The National Woman Suffrage Association, led by Susan B. Anthony and Elizabeth Cady Stanton, was formed in 1869 to agitate for an amendment to the U.S. Constitution. Another organization, the American Woman Suffrage Association, led by Lucy Stone, was organized the same year to work through the state legislatures. These differing approaches—i.e., whether to seek a federal amendment or to work for state amendments—kept the woman-suffrage movement divided until 1890, when the two societies were united as the National American Woman Suffrage Association. Later leaders included Anna Howard Shaw and Carrie Chapman Catt.
Several of the states and territories (with Wyoming first, 1869) granted suffrage to the women within their borders; when in 1913 there were 12 of these, the National Woman's party, under the leadership of Alice Paul, Lucy Burns, and others, resolved to use the voting power of the enfranchised women to force a suffrage resolution through Congress and secure ratification from the state legislatures. In 1920 the Nineteenth Amendment to the Constitution granted nation-wide suffrage to women.
In Great Britain
The movement in Great Britain began with Chartism, but it was not until 1851 that a resolution in favor of female suffrage was presented in the House of Lords by the earl of Carlyle. John Stuart Mill was the most influential of the British advocates; his Subjection of Women (1869) is one of the earliest, as well as most famous, arguments for the right of women to vote. Among the leaders in the early British suffrage movement were Lydia Becker, Barbara Bodichon, Emily Davies, and Dr. Elizabeth Garrett Anderson; Jacob Bright presented a bill for woman suffrage in the House of Commons in 1870. In 1881 the Isle of Man granted the vote to women who owned property. Local British societies united in 1897 into the National Union of Women's Suffrage Societies, of which Millicent Garrett Fawcett was president until 1919.

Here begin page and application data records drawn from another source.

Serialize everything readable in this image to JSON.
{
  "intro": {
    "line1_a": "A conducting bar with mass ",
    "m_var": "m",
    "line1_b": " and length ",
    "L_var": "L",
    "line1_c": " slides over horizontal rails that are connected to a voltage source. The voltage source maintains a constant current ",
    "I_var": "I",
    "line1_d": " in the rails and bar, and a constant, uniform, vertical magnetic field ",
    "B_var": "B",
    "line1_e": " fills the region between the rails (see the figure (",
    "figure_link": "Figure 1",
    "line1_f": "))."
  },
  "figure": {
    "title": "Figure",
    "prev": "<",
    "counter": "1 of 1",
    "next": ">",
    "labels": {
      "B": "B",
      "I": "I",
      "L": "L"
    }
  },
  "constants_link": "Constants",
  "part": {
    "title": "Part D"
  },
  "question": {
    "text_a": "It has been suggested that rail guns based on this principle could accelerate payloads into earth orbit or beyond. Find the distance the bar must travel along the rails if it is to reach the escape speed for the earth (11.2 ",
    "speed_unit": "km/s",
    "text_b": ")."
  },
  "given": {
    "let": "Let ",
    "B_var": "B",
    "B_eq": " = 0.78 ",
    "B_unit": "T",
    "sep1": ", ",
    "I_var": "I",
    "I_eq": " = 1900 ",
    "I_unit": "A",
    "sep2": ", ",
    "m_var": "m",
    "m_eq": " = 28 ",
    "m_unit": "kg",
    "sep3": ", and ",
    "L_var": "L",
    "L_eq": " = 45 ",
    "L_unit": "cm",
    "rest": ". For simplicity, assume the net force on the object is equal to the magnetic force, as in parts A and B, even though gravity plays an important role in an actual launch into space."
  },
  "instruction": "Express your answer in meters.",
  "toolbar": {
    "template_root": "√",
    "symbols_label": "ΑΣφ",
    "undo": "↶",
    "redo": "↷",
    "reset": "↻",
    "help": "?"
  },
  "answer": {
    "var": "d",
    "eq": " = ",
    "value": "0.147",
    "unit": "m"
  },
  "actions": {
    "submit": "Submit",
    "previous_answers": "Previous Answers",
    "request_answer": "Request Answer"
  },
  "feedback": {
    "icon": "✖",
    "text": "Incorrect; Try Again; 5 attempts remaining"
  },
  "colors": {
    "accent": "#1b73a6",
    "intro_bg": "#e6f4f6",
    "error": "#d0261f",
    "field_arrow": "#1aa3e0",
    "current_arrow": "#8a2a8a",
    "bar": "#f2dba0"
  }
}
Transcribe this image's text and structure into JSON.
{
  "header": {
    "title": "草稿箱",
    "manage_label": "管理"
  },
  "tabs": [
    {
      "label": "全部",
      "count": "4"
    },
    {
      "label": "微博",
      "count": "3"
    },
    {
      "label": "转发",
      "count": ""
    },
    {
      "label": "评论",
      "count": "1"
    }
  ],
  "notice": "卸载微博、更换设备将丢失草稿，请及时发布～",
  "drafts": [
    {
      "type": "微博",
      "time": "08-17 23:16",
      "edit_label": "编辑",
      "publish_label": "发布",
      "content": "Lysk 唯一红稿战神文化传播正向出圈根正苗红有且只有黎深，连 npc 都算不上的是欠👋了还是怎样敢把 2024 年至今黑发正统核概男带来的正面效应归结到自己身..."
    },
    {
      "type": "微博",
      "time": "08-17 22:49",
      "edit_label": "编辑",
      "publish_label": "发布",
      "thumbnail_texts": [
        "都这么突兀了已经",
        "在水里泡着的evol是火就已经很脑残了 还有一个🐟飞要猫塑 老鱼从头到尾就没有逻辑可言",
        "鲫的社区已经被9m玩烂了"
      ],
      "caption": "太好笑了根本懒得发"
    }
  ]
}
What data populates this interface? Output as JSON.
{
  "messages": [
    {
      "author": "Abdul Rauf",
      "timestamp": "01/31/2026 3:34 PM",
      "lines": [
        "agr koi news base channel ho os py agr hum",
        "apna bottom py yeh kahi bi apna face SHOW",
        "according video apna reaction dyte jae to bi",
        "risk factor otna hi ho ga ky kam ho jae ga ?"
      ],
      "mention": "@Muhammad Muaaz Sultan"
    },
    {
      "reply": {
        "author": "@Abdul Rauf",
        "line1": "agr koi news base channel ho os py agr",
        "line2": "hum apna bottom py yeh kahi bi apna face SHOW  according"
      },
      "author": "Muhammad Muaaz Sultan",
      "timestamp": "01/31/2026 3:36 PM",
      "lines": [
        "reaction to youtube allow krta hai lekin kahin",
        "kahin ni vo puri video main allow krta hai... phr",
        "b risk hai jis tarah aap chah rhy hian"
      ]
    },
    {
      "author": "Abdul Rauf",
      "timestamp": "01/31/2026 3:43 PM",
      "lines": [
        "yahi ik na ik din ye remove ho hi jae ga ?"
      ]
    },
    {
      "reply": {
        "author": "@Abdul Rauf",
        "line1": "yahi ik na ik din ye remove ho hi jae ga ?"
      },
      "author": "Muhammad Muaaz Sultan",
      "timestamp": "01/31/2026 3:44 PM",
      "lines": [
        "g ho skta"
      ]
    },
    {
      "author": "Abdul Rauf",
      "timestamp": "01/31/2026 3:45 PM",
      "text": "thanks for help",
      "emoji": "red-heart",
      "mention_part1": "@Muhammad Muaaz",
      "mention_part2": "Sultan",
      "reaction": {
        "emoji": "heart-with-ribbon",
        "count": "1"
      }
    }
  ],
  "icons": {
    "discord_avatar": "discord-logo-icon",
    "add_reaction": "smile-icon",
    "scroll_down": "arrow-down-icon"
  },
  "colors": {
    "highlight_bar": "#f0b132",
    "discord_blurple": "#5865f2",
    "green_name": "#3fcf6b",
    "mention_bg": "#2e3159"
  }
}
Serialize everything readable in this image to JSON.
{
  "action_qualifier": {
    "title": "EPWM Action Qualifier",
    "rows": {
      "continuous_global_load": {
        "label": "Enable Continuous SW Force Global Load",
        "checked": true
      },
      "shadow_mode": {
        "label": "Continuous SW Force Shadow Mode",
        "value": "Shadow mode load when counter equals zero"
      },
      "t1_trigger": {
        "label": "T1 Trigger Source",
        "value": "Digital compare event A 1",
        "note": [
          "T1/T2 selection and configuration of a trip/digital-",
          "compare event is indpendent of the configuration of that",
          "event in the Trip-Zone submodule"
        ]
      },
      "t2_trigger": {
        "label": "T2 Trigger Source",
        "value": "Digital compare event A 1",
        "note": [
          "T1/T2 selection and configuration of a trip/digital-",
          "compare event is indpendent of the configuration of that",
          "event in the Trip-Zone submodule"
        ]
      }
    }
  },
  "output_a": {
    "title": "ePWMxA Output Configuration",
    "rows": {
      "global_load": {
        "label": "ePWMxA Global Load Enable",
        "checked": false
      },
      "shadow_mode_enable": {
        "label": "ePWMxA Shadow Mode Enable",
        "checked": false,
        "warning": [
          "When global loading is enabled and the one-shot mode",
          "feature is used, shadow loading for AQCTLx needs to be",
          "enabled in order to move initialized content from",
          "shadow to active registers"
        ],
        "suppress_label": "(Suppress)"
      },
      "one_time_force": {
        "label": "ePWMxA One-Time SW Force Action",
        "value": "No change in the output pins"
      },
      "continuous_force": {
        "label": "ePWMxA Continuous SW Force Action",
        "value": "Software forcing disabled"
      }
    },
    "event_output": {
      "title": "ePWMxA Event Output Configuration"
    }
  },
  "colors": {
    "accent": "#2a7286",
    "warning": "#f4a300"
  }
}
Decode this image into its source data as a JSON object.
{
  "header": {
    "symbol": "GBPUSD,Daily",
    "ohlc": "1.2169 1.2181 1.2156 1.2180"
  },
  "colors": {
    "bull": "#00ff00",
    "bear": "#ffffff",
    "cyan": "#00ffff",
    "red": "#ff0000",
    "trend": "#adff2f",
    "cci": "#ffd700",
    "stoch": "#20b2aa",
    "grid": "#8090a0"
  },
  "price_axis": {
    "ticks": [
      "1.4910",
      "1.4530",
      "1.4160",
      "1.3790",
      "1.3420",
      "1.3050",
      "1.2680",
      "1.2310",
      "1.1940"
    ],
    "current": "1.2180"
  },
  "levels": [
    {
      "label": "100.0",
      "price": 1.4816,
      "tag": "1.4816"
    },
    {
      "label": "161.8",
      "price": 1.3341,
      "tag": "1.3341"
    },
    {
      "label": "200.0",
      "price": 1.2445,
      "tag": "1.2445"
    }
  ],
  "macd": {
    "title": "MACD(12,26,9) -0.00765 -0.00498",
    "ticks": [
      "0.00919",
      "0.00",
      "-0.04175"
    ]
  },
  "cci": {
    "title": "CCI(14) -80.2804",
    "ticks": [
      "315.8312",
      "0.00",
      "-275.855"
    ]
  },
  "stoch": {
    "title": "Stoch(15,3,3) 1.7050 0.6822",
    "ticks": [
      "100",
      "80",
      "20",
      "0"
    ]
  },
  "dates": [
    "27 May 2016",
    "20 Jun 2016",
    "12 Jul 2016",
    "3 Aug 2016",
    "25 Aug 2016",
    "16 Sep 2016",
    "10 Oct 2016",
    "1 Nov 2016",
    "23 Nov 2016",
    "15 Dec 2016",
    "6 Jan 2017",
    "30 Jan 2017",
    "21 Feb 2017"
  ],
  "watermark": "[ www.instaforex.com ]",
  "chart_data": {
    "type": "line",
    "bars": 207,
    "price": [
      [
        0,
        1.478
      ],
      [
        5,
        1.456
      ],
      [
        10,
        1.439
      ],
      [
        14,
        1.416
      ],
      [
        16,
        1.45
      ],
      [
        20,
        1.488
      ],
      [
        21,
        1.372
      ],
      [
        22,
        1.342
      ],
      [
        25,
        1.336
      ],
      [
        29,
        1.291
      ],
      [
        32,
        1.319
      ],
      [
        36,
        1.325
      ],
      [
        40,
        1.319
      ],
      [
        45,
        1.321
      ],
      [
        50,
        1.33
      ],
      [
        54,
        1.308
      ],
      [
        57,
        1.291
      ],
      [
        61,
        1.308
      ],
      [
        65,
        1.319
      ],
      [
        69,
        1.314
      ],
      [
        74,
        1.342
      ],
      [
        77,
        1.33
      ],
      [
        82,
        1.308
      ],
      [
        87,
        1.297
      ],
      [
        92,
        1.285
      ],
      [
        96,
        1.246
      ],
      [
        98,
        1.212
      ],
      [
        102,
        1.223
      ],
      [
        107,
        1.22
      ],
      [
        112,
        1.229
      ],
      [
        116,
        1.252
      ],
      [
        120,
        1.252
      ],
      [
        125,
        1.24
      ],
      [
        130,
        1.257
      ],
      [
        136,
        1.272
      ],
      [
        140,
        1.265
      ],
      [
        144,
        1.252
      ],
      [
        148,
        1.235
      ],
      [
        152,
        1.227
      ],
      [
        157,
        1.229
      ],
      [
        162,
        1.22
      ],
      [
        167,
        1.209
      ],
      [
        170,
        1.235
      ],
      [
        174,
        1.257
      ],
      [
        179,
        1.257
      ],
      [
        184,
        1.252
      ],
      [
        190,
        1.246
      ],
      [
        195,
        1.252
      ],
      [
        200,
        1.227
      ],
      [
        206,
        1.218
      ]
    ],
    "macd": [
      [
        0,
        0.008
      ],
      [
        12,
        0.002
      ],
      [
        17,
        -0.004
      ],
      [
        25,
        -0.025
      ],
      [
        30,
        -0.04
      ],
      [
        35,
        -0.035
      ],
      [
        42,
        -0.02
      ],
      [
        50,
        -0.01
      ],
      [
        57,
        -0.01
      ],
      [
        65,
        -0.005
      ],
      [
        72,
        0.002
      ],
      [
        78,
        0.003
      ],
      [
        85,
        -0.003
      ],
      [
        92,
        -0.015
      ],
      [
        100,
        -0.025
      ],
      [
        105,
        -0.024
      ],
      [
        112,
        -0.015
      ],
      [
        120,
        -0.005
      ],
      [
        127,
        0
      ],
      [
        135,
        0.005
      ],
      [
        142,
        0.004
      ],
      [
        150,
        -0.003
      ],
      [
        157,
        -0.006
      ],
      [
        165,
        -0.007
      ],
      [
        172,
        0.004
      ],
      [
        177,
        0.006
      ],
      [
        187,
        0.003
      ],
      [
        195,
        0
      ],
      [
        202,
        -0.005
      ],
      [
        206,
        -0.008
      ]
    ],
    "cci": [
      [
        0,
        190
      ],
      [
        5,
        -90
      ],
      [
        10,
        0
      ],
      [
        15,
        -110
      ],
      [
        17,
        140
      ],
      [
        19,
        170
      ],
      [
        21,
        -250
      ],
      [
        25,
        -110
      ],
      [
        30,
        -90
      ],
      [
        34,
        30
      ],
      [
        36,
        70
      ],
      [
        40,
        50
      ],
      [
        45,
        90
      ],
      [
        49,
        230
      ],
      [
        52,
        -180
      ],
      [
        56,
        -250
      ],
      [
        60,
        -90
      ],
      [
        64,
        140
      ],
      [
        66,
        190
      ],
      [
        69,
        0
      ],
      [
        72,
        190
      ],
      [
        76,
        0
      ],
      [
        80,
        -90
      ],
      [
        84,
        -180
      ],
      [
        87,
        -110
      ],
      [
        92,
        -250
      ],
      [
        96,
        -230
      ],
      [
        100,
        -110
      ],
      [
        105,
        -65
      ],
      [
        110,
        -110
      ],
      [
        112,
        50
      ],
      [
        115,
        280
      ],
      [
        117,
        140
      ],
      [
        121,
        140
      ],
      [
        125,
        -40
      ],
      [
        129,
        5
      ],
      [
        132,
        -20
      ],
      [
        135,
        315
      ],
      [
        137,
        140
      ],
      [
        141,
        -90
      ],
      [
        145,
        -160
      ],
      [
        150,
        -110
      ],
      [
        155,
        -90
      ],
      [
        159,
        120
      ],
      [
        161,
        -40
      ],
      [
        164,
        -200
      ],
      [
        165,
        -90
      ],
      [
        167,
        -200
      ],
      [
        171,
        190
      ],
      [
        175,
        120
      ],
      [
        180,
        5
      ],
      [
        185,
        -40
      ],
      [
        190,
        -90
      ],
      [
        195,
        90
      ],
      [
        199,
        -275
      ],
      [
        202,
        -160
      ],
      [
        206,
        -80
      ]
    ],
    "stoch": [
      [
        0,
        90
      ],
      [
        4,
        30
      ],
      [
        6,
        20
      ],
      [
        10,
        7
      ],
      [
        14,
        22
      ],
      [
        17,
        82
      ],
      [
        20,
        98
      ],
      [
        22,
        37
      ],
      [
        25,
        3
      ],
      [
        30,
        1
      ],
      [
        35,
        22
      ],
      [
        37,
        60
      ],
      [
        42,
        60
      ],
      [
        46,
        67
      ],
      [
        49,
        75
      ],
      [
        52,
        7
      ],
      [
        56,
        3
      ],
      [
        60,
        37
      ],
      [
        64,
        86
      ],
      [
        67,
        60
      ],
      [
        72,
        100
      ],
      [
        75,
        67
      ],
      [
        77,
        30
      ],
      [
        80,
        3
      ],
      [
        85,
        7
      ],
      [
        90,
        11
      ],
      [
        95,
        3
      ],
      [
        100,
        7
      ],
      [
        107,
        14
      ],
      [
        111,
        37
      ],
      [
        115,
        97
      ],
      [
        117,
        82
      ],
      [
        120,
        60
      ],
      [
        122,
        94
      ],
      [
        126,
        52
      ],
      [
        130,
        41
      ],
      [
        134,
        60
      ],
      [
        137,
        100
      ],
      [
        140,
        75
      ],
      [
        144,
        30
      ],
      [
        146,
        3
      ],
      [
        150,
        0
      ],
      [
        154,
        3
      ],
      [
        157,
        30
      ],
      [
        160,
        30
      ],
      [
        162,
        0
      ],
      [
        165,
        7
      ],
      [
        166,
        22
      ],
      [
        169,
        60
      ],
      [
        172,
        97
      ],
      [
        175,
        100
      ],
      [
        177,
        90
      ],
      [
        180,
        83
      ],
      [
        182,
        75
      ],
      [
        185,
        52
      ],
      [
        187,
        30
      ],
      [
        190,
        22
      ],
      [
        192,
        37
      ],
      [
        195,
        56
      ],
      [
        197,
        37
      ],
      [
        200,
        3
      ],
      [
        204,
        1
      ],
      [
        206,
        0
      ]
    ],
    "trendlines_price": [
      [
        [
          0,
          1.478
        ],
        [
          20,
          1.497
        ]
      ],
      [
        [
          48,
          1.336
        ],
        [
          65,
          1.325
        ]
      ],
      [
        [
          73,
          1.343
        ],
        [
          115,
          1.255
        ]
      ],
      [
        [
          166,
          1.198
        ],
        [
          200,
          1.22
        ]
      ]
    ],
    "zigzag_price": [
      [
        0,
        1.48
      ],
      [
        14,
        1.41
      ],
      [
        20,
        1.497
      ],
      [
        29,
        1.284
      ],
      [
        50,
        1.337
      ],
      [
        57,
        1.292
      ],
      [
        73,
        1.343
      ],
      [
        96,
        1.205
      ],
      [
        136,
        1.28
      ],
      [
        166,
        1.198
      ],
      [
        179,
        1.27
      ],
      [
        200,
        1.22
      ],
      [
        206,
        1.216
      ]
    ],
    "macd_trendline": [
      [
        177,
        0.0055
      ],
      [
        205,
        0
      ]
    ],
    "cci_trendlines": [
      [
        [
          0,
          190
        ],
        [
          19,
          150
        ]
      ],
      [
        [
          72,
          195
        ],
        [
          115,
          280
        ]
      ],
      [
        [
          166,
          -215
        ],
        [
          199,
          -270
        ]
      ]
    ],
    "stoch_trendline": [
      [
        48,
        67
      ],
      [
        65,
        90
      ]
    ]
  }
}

In 1903 a militant suffrage movement emerged under the leadership of Emmeline Pankhurst and her daughters; their organization was the Women's Social and Political Union. The militant suffragists were determined to keep their objective prominent in the minds of both legislators and the public, which they did by heckling political speakers, by street meetings, and in many other ways. The leaders were frequently imprisoned for inciting riot; many of them used the hunger strike. When World War I broke out, the suffragists ceased all militant activity and devoted their powerful organization to the service of the government. After the war a limited suffrage was granted; in 1928 voting rights for men and women were equalized.
In Other Countries
See The History of Woman's Suffrage (ed. by E. C. Stanton et al., 6 vol., 1881–1922); E. Pankhurst, My Own Story (1914, repr. 1970); M. Fawcett, What I Remember (1925); A. Kraditor, The Ideas of the Woman Suffrage Movement, 1890–1920 (1965, repr. 1971); W. Severn, Free but Not Equal (1967); D. Morgan, Suffragists and Democrats (1972); B. Beeton, The Woman Suffrage Movement, 1869–1896 (1986); R. Darcy et al., Women, Elections and Representation (1987); L. Scharf and J. M. Jensen, ed., Decades of Discontent: The Women's Movement, 1920–40 (1987); C. D. Cahill, Recasting the Vote: How Women of Color Transformed the Suffrage Movement (2020).